• **INSTRUCTIONS TO FOLLOW**:
Search the records for "icon" and copy each line that holds it.

Dataset records
———

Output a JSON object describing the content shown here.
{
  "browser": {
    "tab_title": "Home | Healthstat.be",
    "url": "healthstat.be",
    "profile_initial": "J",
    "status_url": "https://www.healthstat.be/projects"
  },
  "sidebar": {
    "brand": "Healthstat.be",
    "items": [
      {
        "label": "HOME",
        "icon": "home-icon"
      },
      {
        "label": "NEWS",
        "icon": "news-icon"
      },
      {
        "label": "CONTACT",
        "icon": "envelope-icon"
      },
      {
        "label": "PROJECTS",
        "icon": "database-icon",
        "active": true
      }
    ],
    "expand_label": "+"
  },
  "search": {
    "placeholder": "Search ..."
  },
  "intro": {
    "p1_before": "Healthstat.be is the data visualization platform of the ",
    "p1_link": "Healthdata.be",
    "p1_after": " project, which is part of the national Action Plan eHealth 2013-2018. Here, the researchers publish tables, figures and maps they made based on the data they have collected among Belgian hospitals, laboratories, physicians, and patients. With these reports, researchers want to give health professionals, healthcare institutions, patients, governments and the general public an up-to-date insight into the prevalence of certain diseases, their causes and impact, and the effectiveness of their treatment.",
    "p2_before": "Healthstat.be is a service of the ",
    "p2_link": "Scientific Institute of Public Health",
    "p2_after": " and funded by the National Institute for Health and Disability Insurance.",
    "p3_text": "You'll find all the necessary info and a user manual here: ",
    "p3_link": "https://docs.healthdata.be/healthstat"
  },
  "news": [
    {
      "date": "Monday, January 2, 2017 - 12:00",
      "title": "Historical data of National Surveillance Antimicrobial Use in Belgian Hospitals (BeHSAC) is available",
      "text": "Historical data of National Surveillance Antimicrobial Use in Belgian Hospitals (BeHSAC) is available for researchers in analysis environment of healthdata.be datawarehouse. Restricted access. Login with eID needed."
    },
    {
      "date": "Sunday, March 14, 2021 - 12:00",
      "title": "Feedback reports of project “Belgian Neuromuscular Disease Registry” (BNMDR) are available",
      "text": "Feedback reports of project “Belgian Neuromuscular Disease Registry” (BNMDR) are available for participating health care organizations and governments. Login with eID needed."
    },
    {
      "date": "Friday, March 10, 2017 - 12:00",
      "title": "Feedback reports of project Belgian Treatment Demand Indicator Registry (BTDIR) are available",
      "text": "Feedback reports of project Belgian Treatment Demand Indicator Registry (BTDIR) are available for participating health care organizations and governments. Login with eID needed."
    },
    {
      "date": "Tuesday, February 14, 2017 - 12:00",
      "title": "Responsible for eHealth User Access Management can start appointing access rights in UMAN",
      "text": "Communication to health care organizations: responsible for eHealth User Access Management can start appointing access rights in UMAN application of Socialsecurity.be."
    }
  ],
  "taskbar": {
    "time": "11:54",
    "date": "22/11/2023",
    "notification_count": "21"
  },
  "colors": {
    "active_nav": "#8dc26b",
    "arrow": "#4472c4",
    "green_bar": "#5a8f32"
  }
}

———

• **OUTPUT FOR THIS EXERCISE**:
        "icon": "home-icon"
        "icon": "news-icon"
        "icon": "envelope-icon"
        "icon": "database-icon",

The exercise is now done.